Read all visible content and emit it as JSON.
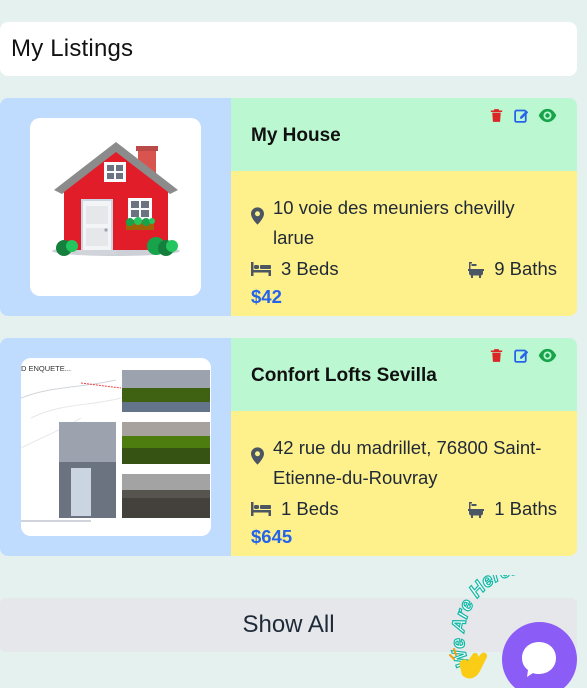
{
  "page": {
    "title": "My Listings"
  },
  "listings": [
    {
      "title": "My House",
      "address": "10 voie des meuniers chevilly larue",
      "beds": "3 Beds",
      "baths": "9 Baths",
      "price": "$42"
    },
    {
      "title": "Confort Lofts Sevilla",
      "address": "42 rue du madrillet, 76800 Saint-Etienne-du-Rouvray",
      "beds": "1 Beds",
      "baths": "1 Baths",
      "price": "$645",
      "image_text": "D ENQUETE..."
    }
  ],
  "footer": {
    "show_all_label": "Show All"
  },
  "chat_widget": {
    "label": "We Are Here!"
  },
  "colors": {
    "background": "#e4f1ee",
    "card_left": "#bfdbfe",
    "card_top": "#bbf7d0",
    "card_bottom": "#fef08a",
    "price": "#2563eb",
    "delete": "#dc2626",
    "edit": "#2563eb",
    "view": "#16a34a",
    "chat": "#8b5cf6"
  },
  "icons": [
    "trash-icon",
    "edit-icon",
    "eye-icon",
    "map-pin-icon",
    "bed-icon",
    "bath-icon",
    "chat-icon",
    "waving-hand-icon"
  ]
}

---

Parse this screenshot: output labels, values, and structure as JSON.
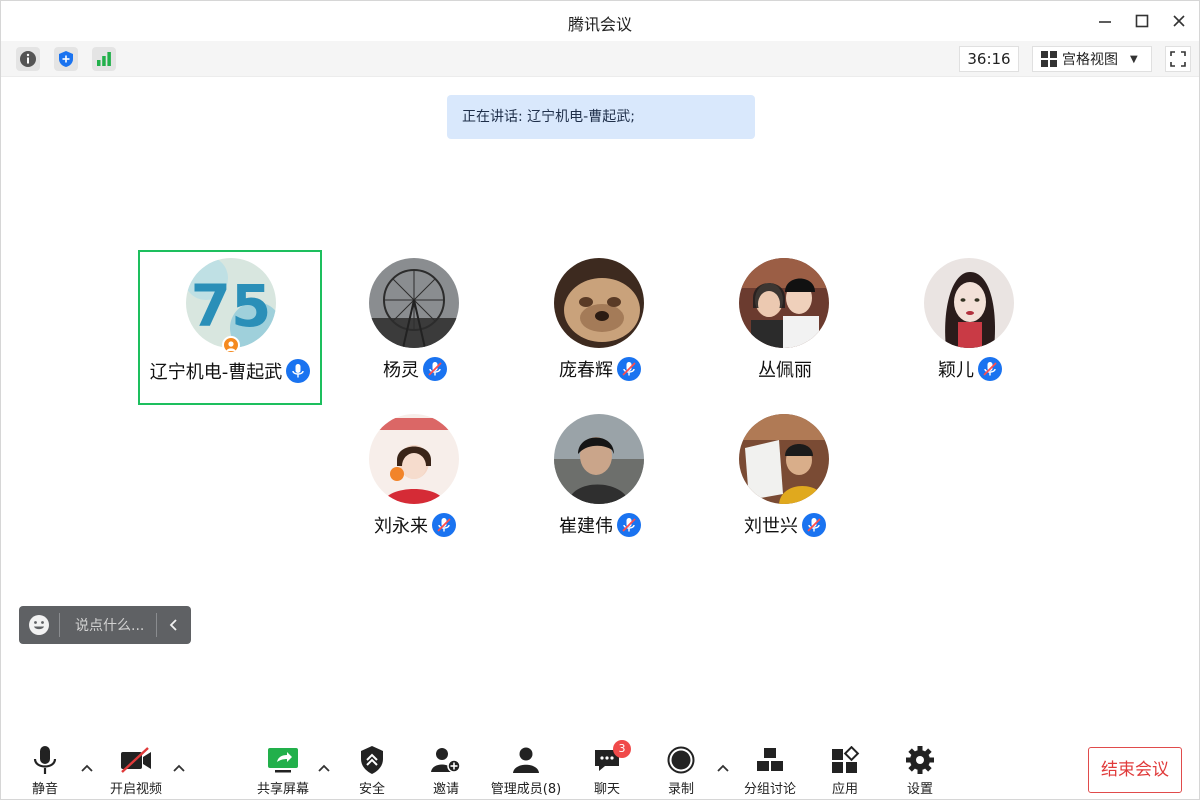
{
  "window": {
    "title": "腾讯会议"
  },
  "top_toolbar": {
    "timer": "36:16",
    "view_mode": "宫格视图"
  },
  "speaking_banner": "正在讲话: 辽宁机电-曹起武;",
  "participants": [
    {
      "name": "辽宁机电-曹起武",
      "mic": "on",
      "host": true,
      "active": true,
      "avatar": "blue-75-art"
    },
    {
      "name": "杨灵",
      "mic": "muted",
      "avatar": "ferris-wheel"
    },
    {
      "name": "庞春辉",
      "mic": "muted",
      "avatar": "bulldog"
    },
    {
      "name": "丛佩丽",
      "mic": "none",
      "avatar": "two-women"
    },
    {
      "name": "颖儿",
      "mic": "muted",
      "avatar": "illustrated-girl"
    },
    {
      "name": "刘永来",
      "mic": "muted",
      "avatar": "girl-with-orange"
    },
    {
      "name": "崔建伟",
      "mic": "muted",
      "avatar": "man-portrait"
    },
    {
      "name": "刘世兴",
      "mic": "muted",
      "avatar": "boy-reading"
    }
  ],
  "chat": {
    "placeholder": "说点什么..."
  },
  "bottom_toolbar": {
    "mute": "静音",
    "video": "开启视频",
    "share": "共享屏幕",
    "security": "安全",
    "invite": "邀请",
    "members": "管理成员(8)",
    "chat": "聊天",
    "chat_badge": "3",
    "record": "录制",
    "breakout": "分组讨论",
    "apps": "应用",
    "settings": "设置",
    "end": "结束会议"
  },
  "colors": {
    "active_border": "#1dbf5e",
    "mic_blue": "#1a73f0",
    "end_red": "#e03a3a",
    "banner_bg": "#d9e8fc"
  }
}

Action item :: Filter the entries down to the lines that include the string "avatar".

Answer section ::
      "avatar": "blue-75-art"
      "avatar": "ferris-wheel"
      "avatar": "bulldog"
      "avatar": "two-women"
      "avatar": "illustrated-girl"
      "avatar": "girl-with-orange"
      "avatar": "man-portrait"
      "avatar": "boy-reading"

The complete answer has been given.